A Preface: Part I
This is awesome, Dylan. Some suggestions:
"The Reader over Your Shoulder: A Handbook for Writers of English Prose" by Robert Graves and Alan Hodge. Makes a moral case for clarity of expression. Wish I'd read it decades ago.
"Frank Sinatra Has a Cold," by Gay Talese. Gorgeous piece of nonfiction writing.
Anything by Mencken. That guy knew how to write a goddamn sentence.
Someday this will be a tremendously large and useful list, or maybe even a community. And I want to get in early with the first participatory comment and say: The Craft of Research by Booth is an excellent book. Super useful, written in a clear style that isn't too conversational. It is written in a way that an advanced high schooler could understand it, but I'm a decade into my academic career and still use/reference it regularly. I use it to teach an undergraduate research course. Beyond all this, it makes perhaps the best argument for "pure research" I've ever heard--in I think, chapter 3? Of the fifth edition? It outlines the difference between applied and pure research and gives a much needed full-chested celebration of how pure research is the one of the most intellectually rewarding activities any of us can engage in. I talk about it in issue nine of my newsletter: https://charliebecker.substack.com/i/57756334/the-importance-of-audience-and-the-merits-of-pure-research
Off-topic, but I would guess that this is the longest single post on all of Substack as a platform 🤔
You do nothing by halves Dylan. Congratulations.
when life get hard read harder
What an opening! In the land of abundance, providers of discernment shall be rewarded with a sub :)
Truly admire what you're building Dylan. Some suggestions as you continue the later sections of screenwriting and fiction:
"On Writing" - Stephen King
"Writing for Emotional Impact" - Karl Iglesias
"Do Story" - Bobette Buster
"The Writer's Journey" - Christopher Vogler
"Story" - Robert McKee

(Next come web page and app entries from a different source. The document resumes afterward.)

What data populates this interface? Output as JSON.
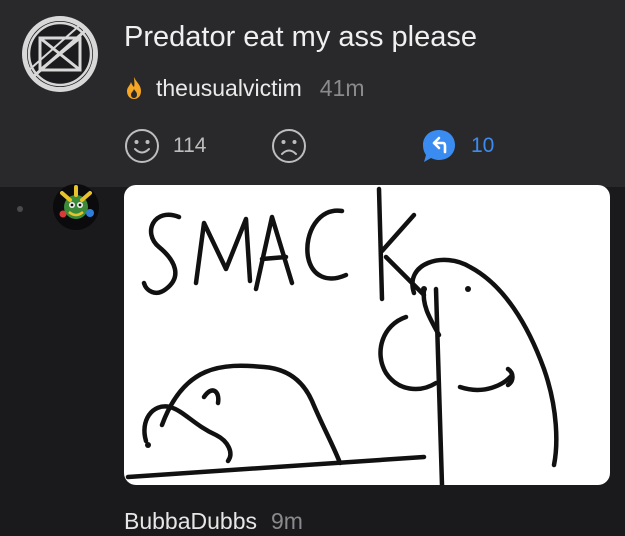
{
  "post": {
    "title": "Predator eat my ass please",
    "author": "theusualvictim",
    "time": "41m",
    "upvotes": "114",
    "replies": "10"
  },
  "comment": {
    "image_text": "SMACK",
    "user": "BubbaDubbs",
    "time": "9m"
  },
  "colors": {
    "post_background": "#29292c",
    "page_background": "#1a1a1c",
    "reply_accent": "#3b8cf0",
    "flame": "#f5a623"
  },
  "icons": [
    "crossed-circle-avatar",
    "flame-icon",
    "smiley-icon",
    "frown-icon",
    "reply-icon",
    "comment-avatar"
  ]
}
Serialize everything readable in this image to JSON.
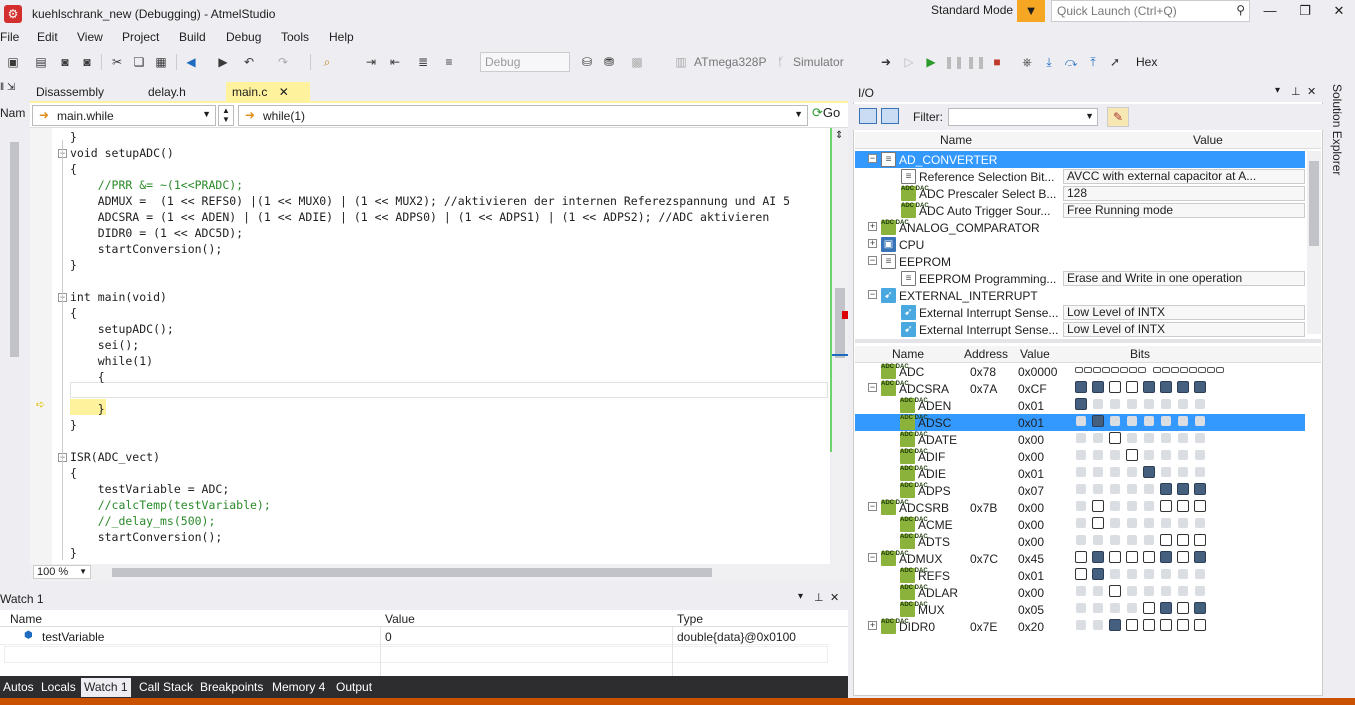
{
  "window": {
    "title": "kuehlschrank_new (Debugging) - AtmelStudio",
    "mode": "Standard Mode",
    "quick_launch_placeholder": "Quick Launch (Ctrl+Q)"
  },
  "menu": [
    "File",
    "Edit",
    "View",
    "Project",
    "Build",
    "Debug",
    "Tools",
    "Help"
  ],
  "toolbar": {
    "config": "Debug",
    "device": "ATmega328P",
    "tool": "Simulator",
    "hex": "Hex"
  },
  "left_strip_label": "Nam",
  "doc_tabs": [
    "Disassembly",
    "delay.h",
    "main.c"
  ],
  "nav": {
    "scope": "main.while",
    "member": "while(1)",
    "go": "Go"
  },
  "code_lines": [
    "}",
    "void setupADC()",
    "{",
    "    //PRR &= ~(1<<PRADC);",
    "    ADMUX =  (1 << REFS0) |(1 << MUX0) | (1 << MUX2); //aktivieren der internen Referezspannung und AI 5",
    "    ADCSRA = (1 << ADEN) | (1 << ADIE) | (1 << ADPS0) | (1 << ADPS1) | (1 << ADPS2); //ADC aktivieren",
    "    DIDR0 = (1 << ADC5D);",
    "    startConversion();",
    "}",
    "",
    "int main(void)",
    "{",
    "    setupADC();",
    "    sei();",
    "    while(1)",
    "    {",
    "",
    "    }",
    "}",
    "",
    "ISR(ADC_vect)",
    "{",
    "    testVariable = ADC;",
    "    //calcTemp(testVariable);",
    "    //_delay_ms(500);",
    "    startConversion();",
    "}"
  ],
  "zoom": "100 %",
  "watch": {
    "title": "Watch 1",
    "columns": [
      "Name",
      "Value",
      "Type"
    ],
    "rows": [
      {
        "name": "testVariable",
        "value": "0",
        "type": "double{data}@0x0100"
      }
    ]
  },
  "bottom_tabs": [
    "Autos",
    "Locals",
    "Watch 1",
    "Call Stack",
    "Breakpoints",
    "Memory 4",
    "Output"
  ],
  "io": {
    "title": "I/O",
    "filter_label": "Filter:",
    "periph_columns": [
      "Name",
      "Value"
    ],
    "peripherals": [
      {
        "name": "AD_CONVERTER",
        "level": 0,
        "expand": "−",
        "icon": "doc",
        "selected": true
      },
      {
        "name": "Reference Selection Bit...",
        "level": 1,
        "icon": "doc",
        "value": "AVCC with external capacitor at A..."
      },
      {
        "name": "ADC  Prescaler Select B...",
        "level": 1,
        "icon": "adc",
        "value": "128"
      },
      {
        "name": "ADC Auto Trigger Sour...",
        "level": 1,
        "icon": "adc",
        "value": "Free Running mode"
      },
      {
        "name": "ANALOG_COMPARATOR",
        "level": 0,
        "expand": "+",
        "icon": "adc"
      },
      {
        "name": "CPU",
        "level": 0,
        "expand": "+",
        "icon": "cpu"
      },
      {
        "name": "EEPROM",
        "level": 0,
        "expand": "−",
        "icon": "doc"
      },
      {
        "name": "EEPROM Programming...",
        "level": 1,
        "icon": "doc",
        "value": "Erase and Write in one operation"
      },
      {
        "name": "EXTERNAL_INTERRUPT",
        "level": 0,
        "expand": "−",
        "icon": "int"
      },
      {
        "name": "External Interrupt Sense...",
        "level": 1,
        "icon": "int",
        "value": "Low Level of INTX"
      },
      {
        "name": "External Interrupt Sense...",
        "level": 1,
        "icon": "int",
        "value": "Low Level of INTX"
      }
    ],
    "reg_columns": [
      "Name",
      "Address",
      "Value",
      "Bits"
    ],
    "registers": [
      {
        "name": "ADC",
        "level": 0,
        "expand": "",
        "address": "0x78",
        "value": "0x0000",
        "bits": "small16"
      },
      {
        "name": "ADCSRA",
        "level": 0,
        "expand": "−",
        "address": "0x7A",
        "value": "0xCF",
        "bits": "11001111"
      },
      {
        "name": "ADEN",
        "level": 1,
        "address": "",
        "value": "0x01",
        "bits": "1-------"
      },
      {
        "name": "ADSC",
        "level": 1,
        "address": "",
        "value": "0x01",
        "bits": "-1------",
        "selected": true
      },
      {
        "name": "ADATE",
        "level": 1,
        "address": "",
        "value": "0x00",
        "bits": "--0-----"
      },
      {
        "name": "ADIF",
        "level": 1,
        "address": "",
        "value": "0x00",
        "bits": "---0----"
      },
      {
        "name": "ADIE",
        "level": 1,
        "address": "",
        "value": "0x01",
        "bits": "----1---"
      },
      {
        "name": "ADPS",
        "level": 1,
        "address": "",
        "value": "0x07",
        "bits": "-----111"
      },
      {
        "name": "ADCSRB",
        "level": 0,
        "expand": "−",
        "address": "0x7B",
        "value": "0x00",
        "bits": "-0---000"
      },
      {
        "name": "ACME",
        "level": 1,
        "address": "",
        "value": "0x00",
        "bits": "-0------"
      },
      {
        "name": "ADTS",
        "level": 1,
        "address": "",
        "value": "0x00",
        "bits": "-----000"
      },
      {
        "name": "ADMUX",
        "level": 0,
        "expand": "−",
        "address": "0x7C",
        "value": "0x45",
        "bits": "01000101"
      },
      {
        "name": "REFS",
        "level": 1,
        "address": "",
        "value": "0x01",
        "bits": "01------"
      },
      {
        "name": "ADLAR",
        "level": 1,
        "address": "",
        "value": "0x00",
        "bits": "--0-----"
      },
      {
        "name": "MUX",
        "level": 1,
        "address": "",
        "value": "0x05",
        "bits": "----0101"
      },
      {
        "name": "DIDR0",
        "level": 0,
        "expand": "+",
        "address": "0x7E",
        "value": "0x20",
        "bits": "--100000"
      }
    ]
  },
  "solution_explorer": "Solution Explorer",
  "colors": {
    "accent": "#fff29d",
    "status": "#ca5100",
    "selection": "#3399ff",
    "bit_set": "#45607f"
  }
}
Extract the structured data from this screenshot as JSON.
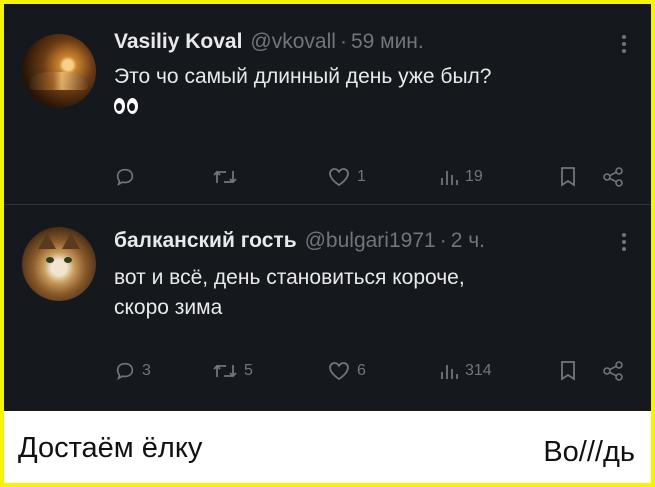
{
  "tweets": [
    {
      "name": "Vasiliy Koval",
      "handle": "@vkovall",
      "separator": "·",
      "time": "59 мин.",
      "lines": [
        "Это чо самый длинный день уже был?"
      ],
      "emoji": "eyes-icon",
      "avatar": "avatar-photo-candles",
      "actions": {
        "reply": "",
        "retweet": "",
        "like": "1",
        "views": "19"
      }
    },
    {
      "name": "балканский гость",
      "handle": "@bulgari1971",
      "separator": "·",
      "time": "2 ч.",
      "lines": [
        "вот и всё, день становиться короче,",
        "скоро зима"
      ],
      "avatar": "avatar-photo-cat",
      "actions": {
        "reply": "3",
        "retweet": "5",
        "like": "6",
        "views": "314"
      }
    }
  ],
  "caption": {
    "left": "Достаём ёлку",
    "right": "Во///дь"
  },
  "colors": {
    "frame_border": "#f5f500",
    "tweet_background": "#15181c",
    "primary_text": "#e7e9ea",
    "secondary_text": "#71767b",
    "caption_background": "#ffffff"
  }
}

Now that I've seen how you're approaching this, I think there are some missing under comedy. Specifically some of the following books on improv are not necessarily about writing, but since they are about improv they focus on creation, agreement, structure, and craft. Specifically, I would include:
- Truth in Comedy by Charna Halpern
- Impro by Keith Johnstone
- Improvise by Mick Napier
- Improvisation for the Theater by Viola Spolin
A few others about comedy:
- The American Language by H. L. Mencken
Depending on how far you want to stray from books strictly about craft, I would also consider Is This Anything by Jerry Seinfeld.
Also, unrelated to suggestions, but I would highly suggest publishing this in parallel on a place like Roam or Workflowy, where people can toggle, collapse, and search the lists. Would be happy to collab on building something like that with you.
Bravo, Dylan, on this debut!